Multidrug-resistant tuberculosis in migrants, multi-country cluster - 3rd update, 13 April 2017

Risk assessment

Suggested citation: European Centre for Disease Prevention and Control. Multidrug-resistant tuberculosis in migrants, multi-country cluster – 13 April 2017. Stockholm: ECDC; 2017.

​A multi-country cluster of multidrug-resistant tuberculosis (MDR TB) involving 28 migrants has been delineated by whole genome sequencing (WGS) in migrants recently having arrived from countries in the Horn of Africa. Although the number of cases detected so far is small, there is a possibility that more cases associated with this cluster may still be identified.This risk assessment identifies the migration routes of the migrants and their countries of origin and offers options for response.

Executive summary

This is the third update assessing the risk of transmission within the EU of a multidrug-resistant tuberculosis (MDR TB) strain initially detected by Switzerland in seven asylum seekers from the Horn of Africa. Recommendations are given to help improve the understanding and the public health impact of this cluster for the EU.

A multi-country cluster of MDR TB involving 28 migrants from Africa has been delineated by whole genome sequencing (WGS). As of 4 April 2017, the 28 cases that are part of the WGS cluster had been reported from Germany (14), Switzerland (8), Austria (2), France (2), Finland (1) and Sweden (1). All cases have a recent history of migration from Somalia (23), Eritrea (3), Sudan (1) and Ethiopia (1).

Identifying TB cases and determining their migration routes

Early case identification of active TB and drug susceptibility testing is important, especially in migrants arriving from the Horn of Africa. This action will help reduce transmission and can prevent occurrence of new cases. In addition, it will provide preventive treatment or monitoring for those who have been in contact with the cases and diagnosed with latent tuberculosis infection.   Investigation of exposure risk factors, including the travel history of patients and their contacts, alongside the sharing of this information is key to determining whether transmission took place within the EU/EEA, during migration, or in the country of origin. Risk of transmission within the EU/EEA lies primarily within the affected migrant population. The number of cases detected so far suggests there is only a limited risk of this cluster becoming widespread in Europe.

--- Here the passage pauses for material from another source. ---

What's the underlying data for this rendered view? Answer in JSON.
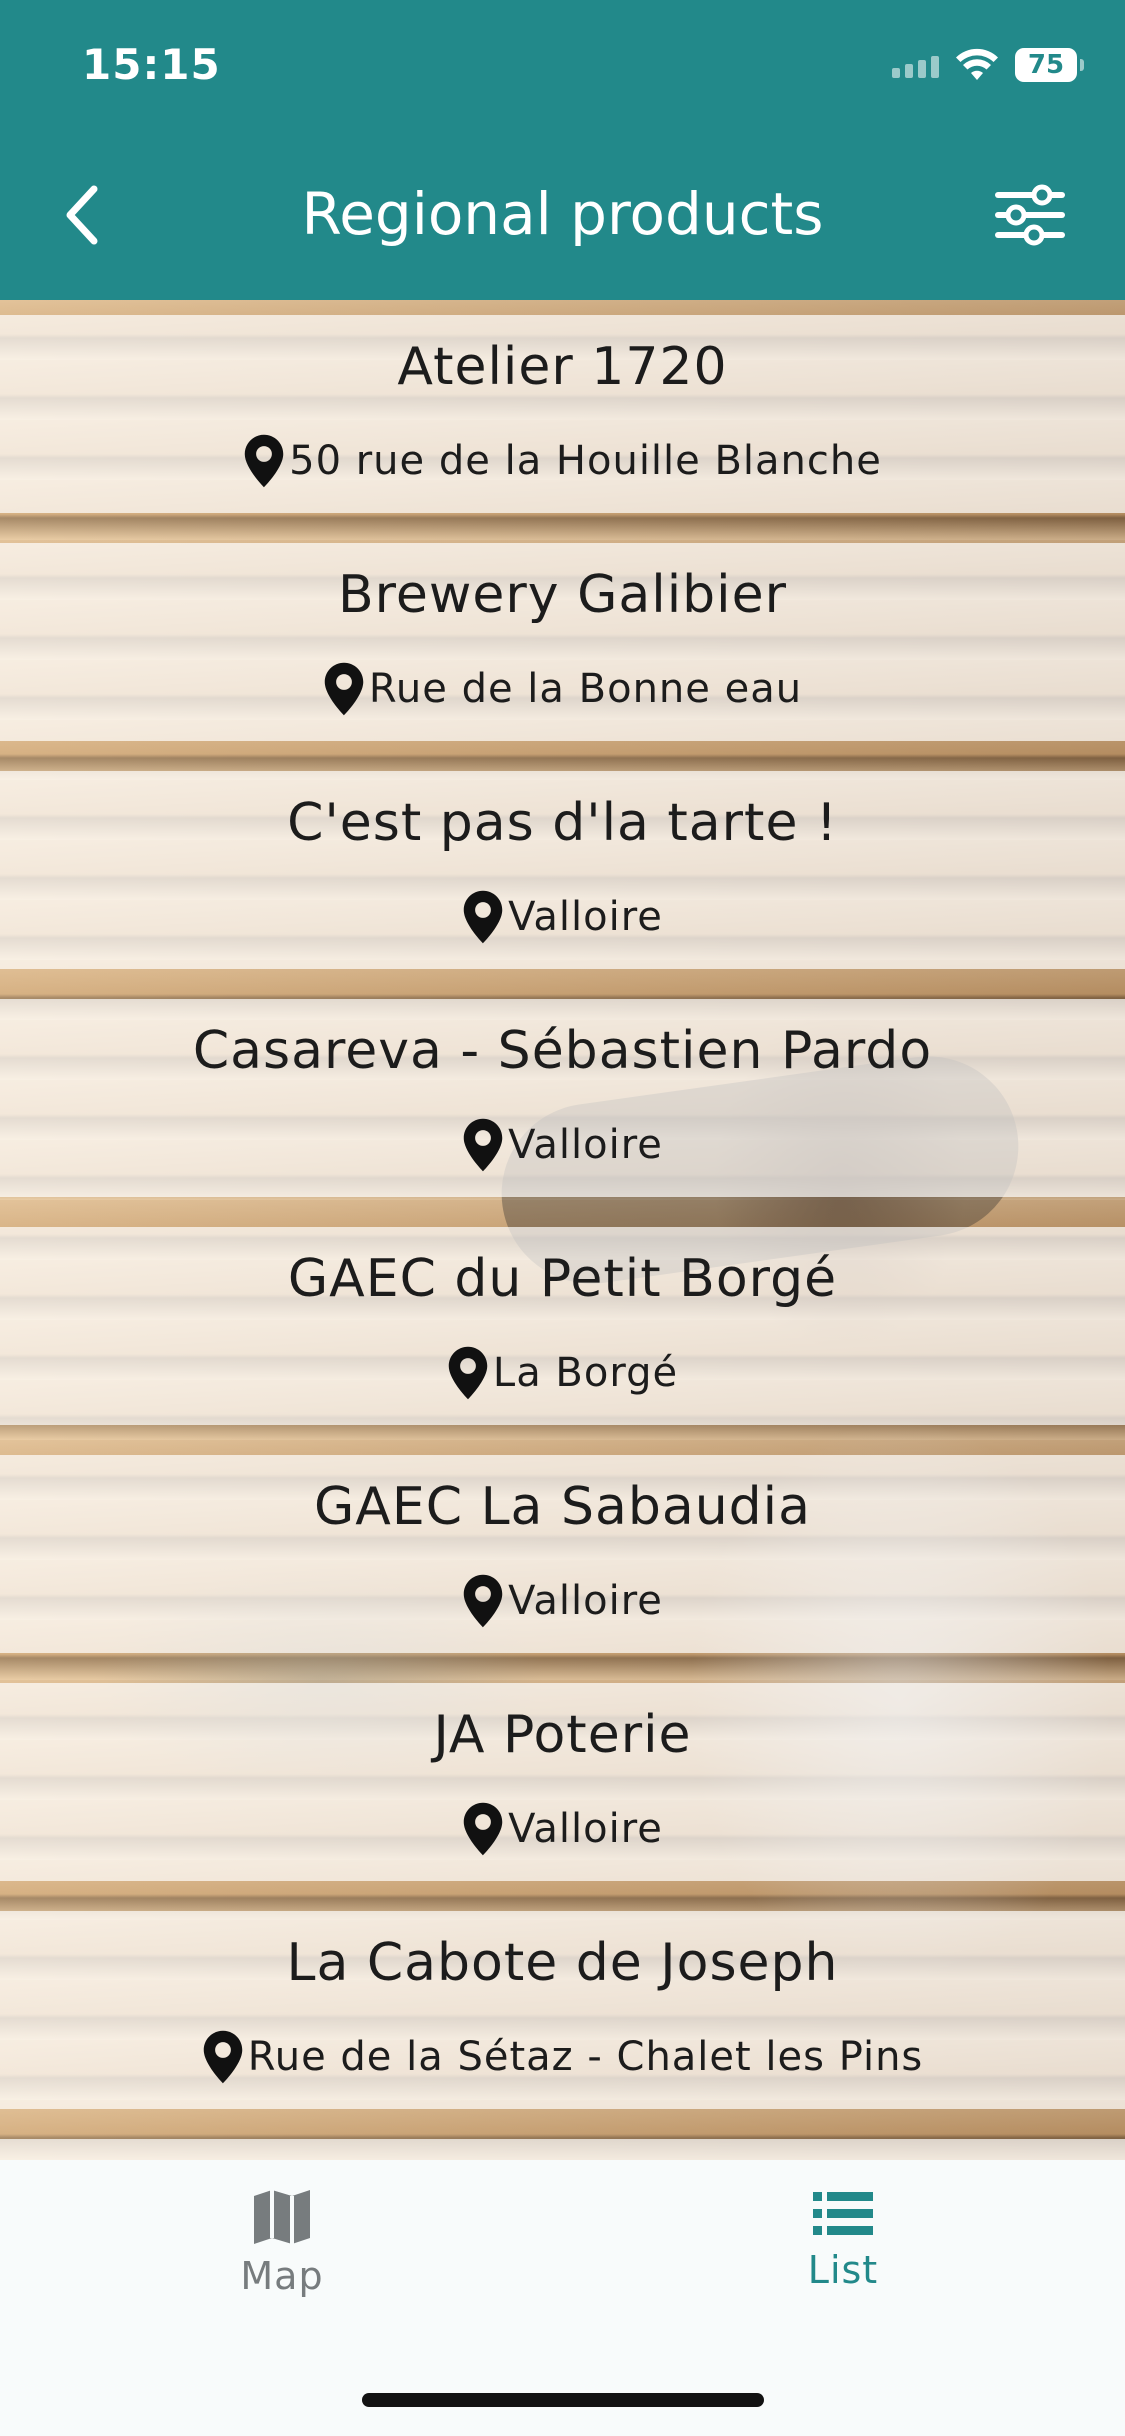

ECDC is working with all EU/EEA Member States on identification of cases with an MDR TB strain showing the same genetic pattern.